* **Prompt**
Report back every line in the data that includes the string "icon".

* **Dataset extract**
☆ ☆ ☆ ☆
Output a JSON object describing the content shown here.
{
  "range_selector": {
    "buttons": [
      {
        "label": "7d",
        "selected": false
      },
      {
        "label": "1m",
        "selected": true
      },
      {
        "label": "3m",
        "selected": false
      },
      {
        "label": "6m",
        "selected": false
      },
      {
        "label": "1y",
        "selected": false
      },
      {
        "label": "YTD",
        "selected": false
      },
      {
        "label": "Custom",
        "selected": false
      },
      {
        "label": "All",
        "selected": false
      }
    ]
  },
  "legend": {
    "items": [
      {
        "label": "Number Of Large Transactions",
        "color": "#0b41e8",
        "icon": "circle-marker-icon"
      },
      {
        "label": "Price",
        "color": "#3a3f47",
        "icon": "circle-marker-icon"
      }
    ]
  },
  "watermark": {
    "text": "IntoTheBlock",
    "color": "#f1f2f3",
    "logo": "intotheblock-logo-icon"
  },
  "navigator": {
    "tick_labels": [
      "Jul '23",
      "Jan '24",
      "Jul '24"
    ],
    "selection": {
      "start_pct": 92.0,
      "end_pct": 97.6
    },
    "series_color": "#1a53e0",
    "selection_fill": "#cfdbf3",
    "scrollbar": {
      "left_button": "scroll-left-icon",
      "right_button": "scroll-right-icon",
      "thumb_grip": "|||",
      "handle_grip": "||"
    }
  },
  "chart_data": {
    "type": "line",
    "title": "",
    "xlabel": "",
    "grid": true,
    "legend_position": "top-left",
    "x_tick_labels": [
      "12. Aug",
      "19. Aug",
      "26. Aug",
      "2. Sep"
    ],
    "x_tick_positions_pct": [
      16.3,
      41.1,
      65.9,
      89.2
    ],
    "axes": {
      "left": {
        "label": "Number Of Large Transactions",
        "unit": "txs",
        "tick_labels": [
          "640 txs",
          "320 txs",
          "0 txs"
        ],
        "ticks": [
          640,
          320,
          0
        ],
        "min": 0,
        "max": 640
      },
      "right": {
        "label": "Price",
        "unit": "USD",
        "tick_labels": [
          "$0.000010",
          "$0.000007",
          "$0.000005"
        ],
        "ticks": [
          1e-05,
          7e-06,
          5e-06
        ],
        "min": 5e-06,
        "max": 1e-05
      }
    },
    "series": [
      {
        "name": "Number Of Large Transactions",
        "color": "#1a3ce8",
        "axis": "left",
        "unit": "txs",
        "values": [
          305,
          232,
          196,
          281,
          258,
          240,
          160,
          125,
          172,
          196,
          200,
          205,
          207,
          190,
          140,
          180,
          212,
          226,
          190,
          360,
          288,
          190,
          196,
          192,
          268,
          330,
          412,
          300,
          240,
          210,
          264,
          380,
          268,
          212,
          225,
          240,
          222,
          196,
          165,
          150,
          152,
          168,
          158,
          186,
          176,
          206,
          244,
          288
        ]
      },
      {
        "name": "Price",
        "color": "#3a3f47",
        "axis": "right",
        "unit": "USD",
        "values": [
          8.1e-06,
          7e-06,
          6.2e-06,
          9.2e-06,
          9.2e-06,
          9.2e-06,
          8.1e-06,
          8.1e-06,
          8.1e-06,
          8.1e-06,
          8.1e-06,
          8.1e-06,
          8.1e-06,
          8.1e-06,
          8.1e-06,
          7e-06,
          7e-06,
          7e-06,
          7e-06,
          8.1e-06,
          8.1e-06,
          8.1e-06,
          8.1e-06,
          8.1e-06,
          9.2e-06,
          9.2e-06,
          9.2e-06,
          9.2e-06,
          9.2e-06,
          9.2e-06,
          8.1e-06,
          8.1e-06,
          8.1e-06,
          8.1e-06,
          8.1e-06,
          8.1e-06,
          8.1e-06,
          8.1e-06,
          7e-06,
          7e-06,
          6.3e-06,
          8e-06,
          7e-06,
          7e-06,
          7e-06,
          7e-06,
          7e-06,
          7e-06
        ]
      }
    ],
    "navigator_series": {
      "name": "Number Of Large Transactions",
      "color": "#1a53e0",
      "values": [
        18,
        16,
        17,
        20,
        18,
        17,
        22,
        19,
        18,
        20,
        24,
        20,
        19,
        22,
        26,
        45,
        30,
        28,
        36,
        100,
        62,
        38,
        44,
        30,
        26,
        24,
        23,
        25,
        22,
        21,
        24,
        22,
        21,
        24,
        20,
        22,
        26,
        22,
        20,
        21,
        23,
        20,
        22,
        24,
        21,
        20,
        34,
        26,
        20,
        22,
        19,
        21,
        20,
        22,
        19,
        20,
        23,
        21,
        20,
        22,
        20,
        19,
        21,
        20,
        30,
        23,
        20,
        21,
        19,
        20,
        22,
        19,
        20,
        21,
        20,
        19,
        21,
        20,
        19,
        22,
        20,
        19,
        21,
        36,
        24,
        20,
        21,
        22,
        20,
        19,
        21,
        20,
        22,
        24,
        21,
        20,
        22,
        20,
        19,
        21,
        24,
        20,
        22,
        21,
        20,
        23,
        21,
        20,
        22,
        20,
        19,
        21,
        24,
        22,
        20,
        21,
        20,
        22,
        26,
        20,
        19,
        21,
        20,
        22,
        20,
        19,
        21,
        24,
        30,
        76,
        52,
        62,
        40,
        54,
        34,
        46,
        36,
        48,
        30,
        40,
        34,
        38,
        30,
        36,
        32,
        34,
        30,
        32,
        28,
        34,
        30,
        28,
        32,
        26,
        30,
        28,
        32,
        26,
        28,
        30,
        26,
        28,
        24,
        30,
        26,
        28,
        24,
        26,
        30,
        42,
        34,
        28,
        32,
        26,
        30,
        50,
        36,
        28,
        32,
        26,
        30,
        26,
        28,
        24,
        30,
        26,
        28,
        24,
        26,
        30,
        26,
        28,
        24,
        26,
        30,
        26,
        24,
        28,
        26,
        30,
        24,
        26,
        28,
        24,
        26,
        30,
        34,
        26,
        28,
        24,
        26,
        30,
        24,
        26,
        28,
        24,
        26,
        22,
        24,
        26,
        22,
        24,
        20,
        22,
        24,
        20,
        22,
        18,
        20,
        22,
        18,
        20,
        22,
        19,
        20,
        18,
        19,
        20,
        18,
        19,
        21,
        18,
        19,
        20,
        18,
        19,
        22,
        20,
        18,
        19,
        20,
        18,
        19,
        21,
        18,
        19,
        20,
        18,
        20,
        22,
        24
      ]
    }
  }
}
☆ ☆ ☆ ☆
* **Your response**
        "icon": "circle-marker-icon"
        "icon": "circle-marker-icon"
    "logo": "intotheblock-logo-icon"
      "left_button": "scroll-left-icon",
      "right_button": "scroll-right-icon",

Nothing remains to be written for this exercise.